The RIBA competition to design ancillary buildings and a masterplan for Cumbria’s Moorside nuclear power station near Sellafield has been halted pending a review of the troubled £10 billion scheme
The contest – which has yet to announce a winner – has been temporarily stopped after the plant’s developer launched a strategic review of the project following the withdrawal of one of its two backers.
The RIBA competition, backed by NuGen, a joint venture by Japanese multinational conglomerate Toshiba and French utility company ENGIE, opened in January 2016 and sought ideas for the 200ha site’s visitor centre, an office block, workers’ accommodation and masterplan. Shortlisted firms include Reiach and Hall Architects, William Matthews Associates, FaulknerBrowns Architects and Graeme Massie Architects.
The review comes as ENGIE, which owned a 40 per cent stake in NuGen, triggered a clause that forced 60 per cent-stakeholder Toshiba to buy its 40 per cent share.
NuGen said it was carrying out a company-wide review of its options following ‘shareholder and vendor challenges on the project’. In a statement, the developer said: ‘NuGen is confident that the review will lead them to an outcome that provides a more robust, stable and sustainable platform to meet its commitment to deliver the next generation of nuclear baseload for the UK.’

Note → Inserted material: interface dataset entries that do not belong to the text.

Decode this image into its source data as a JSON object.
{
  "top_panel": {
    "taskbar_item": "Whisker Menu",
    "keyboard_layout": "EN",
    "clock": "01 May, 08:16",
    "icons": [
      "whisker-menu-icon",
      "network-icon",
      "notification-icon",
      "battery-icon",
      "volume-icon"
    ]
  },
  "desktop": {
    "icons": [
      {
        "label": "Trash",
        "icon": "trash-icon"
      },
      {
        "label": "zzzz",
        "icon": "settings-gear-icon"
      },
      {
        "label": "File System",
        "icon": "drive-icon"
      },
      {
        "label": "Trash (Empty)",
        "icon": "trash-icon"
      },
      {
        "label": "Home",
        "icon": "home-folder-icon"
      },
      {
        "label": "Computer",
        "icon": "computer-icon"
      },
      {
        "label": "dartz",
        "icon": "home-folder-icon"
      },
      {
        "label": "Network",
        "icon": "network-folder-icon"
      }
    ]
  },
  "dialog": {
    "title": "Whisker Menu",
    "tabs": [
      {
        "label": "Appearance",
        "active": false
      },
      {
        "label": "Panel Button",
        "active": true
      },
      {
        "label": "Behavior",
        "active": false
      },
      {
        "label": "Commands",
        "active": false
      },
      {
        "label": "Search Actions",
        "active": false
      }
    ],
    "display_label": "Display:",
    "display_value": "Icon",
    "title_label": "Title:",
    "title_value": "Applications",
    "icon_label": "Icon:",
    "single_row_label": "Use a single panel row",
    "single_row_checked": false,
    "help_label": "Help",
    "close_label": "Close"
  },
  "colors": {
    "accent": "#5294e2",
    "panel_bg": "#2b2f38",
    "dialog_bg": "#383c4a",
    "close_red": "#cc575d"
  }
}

The statement continued: ‘In line with this strategic review, work in this design area has now paused as NuGen concentrates its activities in transitioning the company as part of this wider review. NuGen is communicating with the companies involved in the design competition to keep them informed, and with the potential to formalise the relationship, if possible once the outcome of the strategic review is clear.’
NuGen said it remained a key player in the UK nuclear industry and was confident the review would provide a more robust, stable and sustainable platform to deliver the project, The Times reported on Sunday.
ENGIE pulled out in April more than a month after Toshiba posted losses of £2.7 billion and announced a review of its global nuclear business. Toshiba, now the sole owner of NuGen, has been beset with financial difficulties recently, largely brought on by problems in its US reactor arm, Westinghouse. Westinghouse, which is expected to supply Moorside with three AP100 reactors, last month filed for bankruptcy following a number of ill-fated construction projects in the USA.
Following its global review, Toshiba confirmed it would remain involved in the development of the Moorside project but ruled out playing any part in its construction.
Planned to complete in 2025, the 3.6GW triple-reactor – designed by Scott Brownrigg – will produce almost 7 per cent of the UK’s total electricity needs when it comes online. About 4,000 new homes, a railway station, health centre and other amenities were originally planned to cater for the plant’s workforce.
A separate competition – organised by the Landscape Institute – was also launched in January 2016 to find ‘creative and sustainable’ proposals for the facility’s surroundings but no winner has been announced. Shortlisted were: Iteriad with Stephenson Halliday and Charles and Lily Jencks; Aecom; One Creative Environments; Estell Warren; and HEPLA.
The two competitions together had a £20,000 prize fund, with the winning architect and landscape architect originally set to receive £5,000 each and a chance to bid for work on the scheme.
Judges in the RIBA contest included Terry Farrell, Simon Hudspith of Panter Hudspith Architects and former Lake District National Park Authority chief executive Paul Tiplady.